*** SUPPLIED MATERIAL ***

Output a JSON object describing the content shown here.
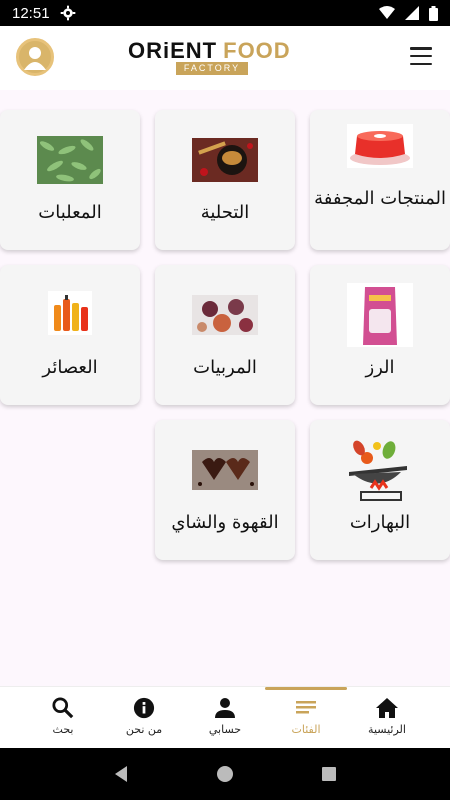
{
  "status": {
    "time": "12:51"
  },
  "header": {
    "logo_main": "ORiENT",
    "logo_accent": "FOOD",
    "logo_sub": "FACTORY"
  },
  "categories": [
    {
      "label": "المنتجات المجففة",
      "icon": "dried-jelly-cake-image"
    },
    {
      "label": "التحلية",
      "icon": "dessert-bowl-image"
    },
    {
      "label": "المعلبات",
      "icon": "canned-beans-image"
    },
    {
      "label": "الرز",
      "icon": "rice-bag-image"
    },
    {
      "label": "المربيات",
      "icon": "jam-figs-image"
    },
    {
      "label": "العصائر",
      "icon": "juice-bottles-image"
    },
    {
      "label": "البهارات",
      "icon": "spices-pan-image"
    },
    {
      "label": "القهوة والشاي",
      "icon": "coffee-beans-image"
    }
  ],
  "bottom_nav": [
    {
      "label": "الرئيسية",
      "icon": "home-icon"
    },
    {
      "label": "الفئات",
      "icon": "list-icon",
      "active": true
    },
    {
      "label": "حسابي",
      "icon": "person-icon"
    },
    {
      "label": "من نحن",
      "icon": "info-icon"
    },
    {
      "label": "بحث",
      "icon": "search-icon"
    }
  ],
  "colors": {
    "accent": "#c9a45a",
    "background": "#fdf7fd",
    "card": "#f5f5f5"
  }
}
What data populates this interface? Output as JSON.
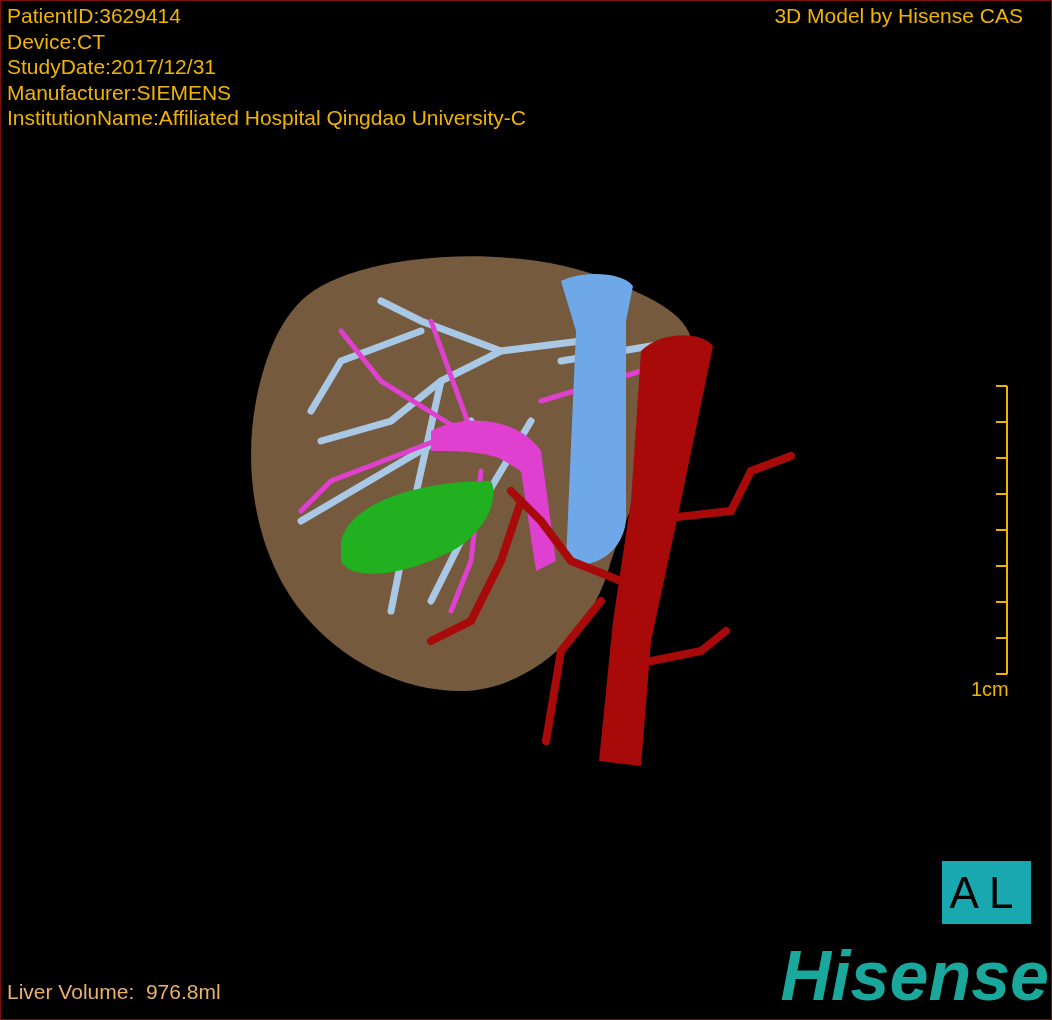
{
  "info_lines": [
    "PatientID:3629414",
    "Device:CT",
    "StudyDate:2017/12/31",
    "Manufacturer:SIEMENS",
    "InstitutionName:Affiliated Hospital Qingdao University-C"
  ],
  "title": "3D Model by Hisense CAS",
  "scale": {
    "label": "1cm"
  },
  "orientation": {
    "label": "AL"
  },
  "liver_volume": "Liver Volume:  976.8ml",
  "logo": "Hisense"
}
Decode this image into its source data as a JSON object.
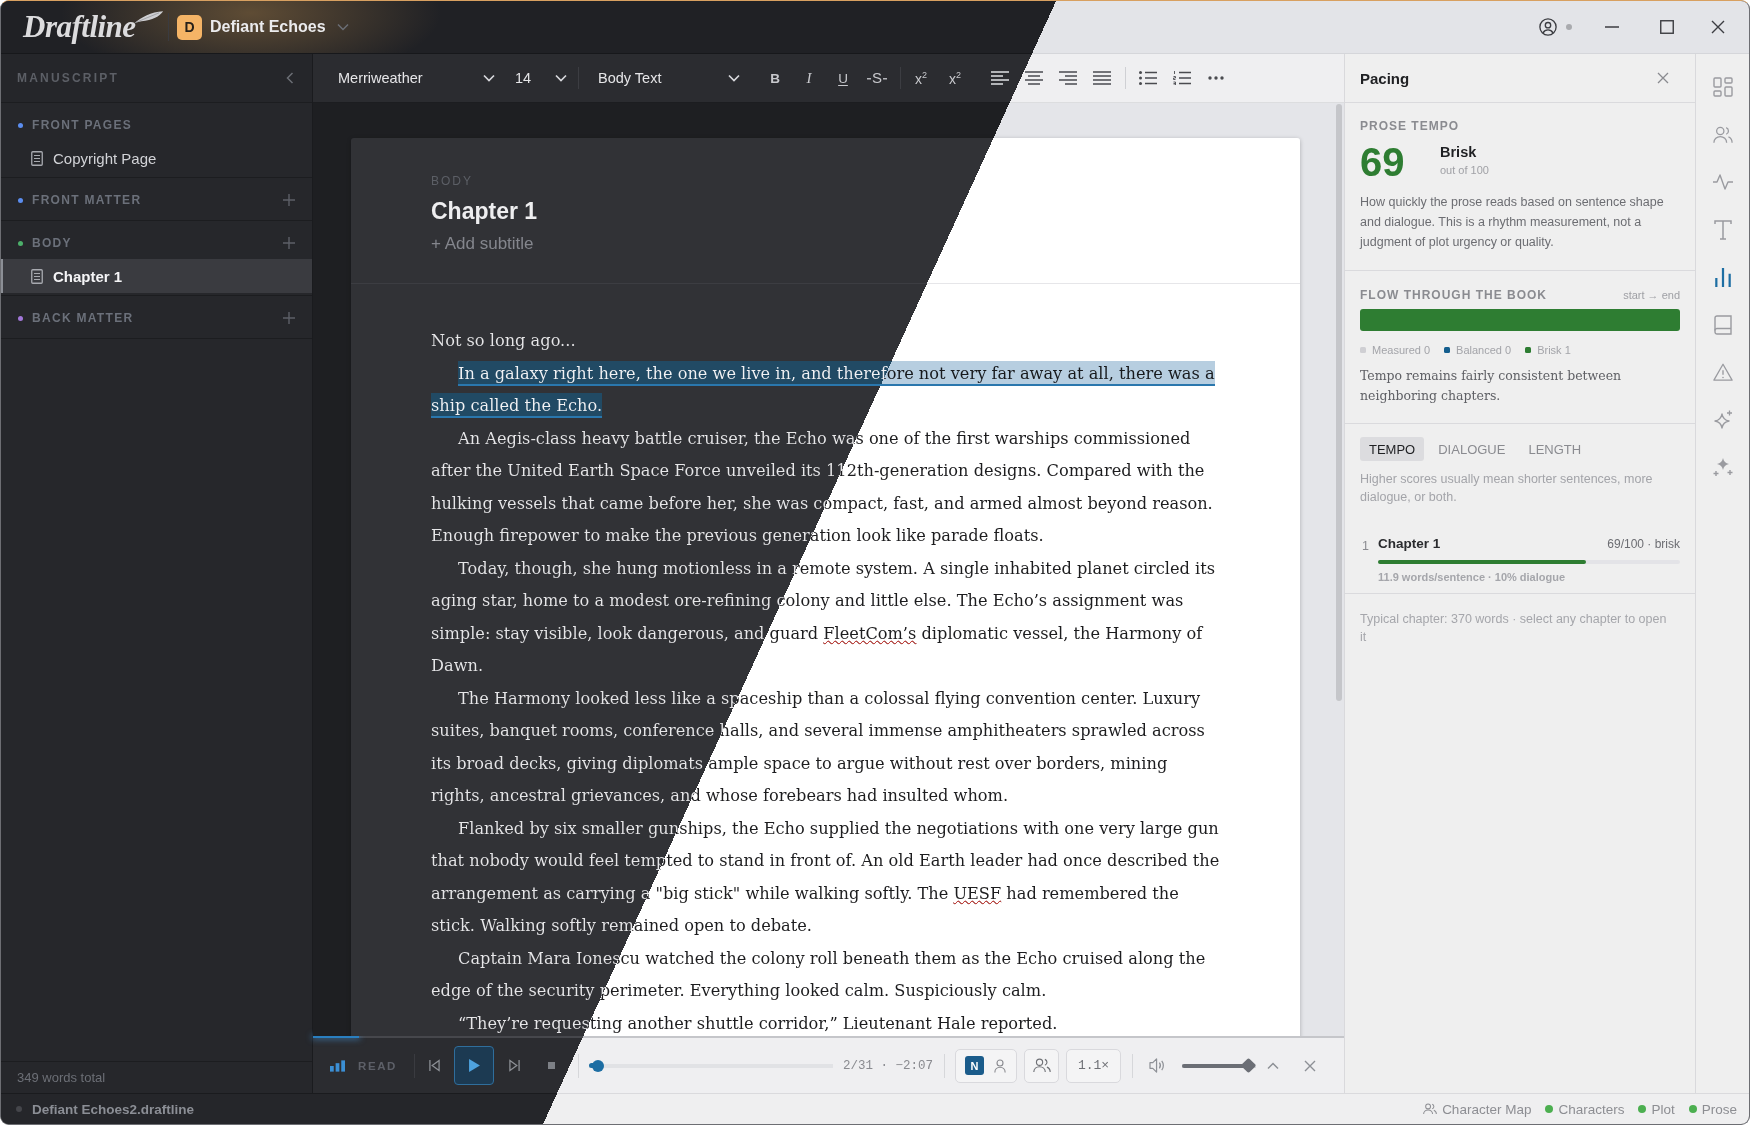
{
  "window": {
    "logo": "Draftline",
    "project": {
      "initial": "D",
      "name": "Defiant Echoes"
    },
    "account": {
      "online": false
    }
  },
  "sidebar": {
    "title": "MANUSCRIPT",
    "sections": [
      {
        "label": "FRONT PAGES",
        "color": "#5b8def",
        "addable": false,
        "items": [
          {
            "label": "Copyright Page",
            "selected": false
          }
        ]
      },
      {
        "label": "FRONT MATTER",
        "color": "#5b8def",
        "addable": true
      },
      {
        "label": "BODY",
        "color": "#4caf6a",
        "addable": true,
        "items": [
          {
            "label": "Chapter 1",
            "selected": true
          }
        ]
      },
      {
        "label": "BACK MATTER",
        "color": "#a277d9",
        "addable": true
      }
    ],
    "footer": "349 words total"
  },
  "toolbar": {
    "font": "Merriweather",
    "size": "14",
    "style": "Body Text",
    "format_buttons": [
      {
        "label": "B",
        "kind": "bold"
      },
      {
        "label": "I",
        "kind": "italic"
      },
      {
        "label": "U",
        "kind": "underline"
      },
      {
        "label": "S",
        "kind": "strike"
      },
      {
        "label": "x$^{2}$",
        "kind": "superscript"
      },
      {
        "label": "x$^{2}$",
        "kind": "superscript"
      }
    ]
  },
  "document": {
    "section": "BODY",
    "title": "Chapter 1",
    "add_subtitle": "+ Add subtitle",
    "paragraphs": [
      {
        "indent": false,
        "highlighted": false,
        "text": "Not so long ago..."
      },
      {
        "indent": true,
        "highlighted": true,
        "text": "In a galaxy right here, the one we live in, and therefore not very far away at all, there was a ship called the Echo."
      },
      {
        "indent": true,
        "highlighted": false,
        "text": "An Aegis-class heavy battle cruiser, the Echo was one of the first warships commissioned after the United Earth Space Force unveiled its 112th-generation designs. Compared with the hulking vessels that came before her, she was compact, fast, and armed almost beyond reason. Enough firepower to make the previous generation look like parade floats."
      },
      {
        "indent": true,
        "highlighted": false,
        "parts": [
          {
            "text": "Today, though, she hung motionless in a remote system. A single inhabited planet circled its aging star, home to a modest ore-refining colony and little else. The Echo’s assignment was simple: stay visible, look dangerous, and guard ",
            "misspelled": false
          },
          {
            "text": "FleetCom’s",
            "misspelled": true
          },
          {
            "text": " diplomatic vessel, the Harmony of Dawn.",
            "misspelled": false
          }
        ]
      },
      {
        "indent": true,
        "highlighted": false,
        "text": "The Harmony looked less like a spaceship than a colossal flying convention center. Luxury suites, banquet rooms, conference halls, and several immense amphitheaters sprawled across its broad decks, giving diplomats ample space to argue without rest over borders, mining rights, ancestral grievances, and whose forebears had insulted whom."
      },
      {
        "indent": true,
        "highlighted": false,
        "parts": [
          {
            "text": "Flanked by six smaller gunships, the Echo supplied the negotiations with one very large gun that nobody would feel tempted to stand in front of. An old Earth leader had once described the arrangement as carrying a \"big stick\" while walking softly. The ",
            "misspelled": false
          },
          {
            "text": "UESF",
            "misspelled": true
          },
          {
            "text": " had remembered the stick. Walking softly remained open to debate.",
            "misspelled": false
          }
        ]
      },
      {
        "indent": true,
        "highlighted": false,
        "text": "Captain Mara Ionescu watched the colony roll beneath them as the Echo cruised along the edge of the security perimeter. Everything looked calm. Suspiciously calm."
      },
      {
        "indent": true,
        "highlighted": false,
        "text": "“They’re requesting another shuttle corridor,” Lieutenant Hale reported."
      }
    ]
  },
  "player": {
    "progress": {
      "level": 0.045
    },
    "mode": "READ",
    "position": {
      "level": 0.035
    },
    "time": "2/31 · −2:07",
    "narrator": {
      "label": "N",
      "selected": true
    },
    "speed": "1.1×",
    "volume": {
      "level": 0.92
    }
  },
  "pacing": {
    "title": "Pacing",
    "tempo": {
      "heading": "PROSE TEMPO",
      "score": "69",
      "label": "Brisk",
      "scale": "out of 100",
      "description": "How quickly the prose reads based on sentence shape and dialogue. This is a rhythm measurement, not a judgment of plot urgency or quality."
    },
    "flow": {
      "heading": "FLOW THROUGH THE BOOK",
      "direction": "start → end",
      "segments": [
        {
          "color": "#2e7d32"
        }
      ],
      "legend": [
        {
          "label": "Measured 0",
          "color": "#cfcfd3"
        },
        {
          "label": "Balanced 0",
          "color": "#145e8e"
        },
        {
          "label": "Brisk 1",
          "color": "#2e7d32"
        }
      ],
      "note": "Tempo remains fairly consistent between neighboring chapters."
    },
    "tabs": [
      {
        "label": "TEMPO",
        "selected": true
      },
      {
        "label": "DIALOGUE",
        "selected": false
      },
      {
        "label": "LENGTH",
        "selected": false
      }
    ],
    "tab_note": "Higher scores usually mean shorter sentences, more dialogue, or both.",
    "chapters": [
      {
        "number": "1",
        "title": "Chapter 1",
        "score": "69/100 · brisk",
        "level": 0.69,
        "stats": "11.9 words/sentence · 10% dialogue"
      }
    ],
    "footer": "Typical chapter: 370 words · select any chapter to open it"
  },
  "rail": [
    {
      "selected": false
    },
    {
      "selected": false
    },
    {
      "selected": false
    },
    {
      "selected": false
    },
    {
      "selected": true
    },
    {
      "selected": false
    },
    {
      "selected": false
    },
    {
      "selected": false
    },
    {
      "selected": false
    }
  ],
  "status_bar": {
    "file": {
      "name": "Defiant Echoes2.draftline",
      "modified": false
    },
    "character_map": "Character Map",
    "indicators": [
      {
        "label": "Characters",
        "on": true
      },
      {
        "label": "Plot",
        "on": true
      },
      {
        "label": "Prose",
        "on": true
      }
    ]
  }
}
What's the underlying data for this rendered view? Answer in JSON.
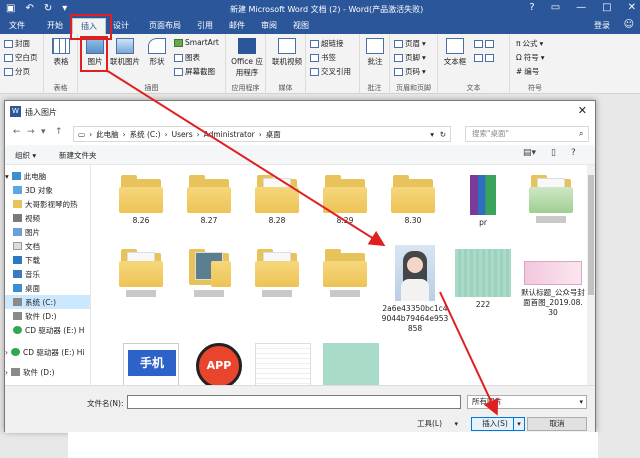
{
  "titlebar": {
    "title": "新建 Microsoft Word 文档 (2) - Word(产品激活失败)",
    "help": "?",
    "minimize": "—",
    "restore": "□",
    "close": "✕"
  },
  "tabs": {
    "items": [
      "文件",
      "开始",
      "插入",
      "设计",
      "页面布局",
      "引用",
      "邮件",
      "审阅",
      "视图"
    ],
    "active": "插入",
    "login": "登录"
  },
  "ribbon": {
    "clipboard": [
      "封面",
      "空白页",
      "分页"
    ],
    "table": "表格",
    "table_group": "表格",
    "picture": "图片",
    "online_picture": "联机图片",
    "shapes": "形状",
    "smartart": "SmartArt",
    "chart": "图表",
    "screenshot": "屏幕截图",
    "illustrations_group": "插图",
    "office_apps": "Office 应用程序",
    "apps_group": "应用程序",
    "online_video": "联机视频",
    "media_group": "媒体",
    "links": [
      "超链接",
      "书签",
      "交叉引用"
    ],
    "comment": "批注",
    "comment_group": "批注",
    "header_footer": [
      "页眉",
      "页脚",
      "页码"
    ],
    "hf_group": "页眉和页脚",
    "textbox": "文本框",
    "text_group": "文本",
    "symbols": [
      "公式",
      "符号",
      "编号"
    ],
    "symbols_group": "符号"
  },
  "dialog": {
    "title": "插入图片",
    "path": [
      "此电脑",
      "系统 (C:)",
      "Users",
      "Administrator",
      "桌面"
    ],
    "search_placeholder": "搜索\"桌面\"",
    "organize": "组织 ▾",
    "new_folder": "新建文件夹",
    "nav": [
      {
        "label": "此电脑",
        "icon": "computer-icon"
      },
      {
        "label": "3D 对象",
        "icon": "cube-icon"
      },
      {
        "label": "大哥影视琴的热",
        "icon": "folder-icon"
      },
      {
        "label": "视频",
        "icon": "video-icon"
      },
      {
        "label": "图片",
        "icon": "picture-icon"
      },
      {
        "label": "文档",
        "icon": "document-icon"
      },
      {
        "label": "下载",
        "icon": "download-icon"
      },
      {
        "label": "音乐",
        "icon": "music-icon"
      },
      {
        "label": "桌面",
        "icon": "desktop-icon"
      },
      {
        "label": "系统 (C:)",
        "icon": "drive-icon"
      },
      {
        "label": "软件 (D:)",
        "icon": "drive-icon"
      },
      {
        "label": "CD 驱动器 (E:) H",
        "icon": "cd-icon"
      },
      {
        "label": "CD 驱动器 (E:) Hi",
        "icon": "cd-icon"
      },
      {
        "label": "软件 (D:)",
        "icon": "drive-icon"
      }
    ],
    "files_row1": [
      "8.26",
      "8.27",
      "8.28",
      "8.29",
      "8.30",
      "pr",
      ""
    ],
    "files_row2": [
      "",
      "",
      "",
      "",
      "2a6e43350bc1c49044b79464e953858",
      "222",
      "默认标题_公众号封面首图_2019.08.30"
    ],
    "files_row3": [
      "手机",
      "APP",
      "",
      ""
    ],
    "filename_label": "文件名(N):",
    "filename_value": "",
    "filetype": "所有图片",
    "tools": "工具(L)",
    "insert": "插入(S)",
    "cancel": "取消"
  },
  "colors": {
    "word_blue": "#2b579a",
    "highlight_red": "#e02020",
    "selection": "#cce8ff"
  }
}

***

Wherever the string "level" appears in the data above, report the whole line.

      "level": 0.045
      "level": 0.035
      "level": 0.92
        "level": 0.69,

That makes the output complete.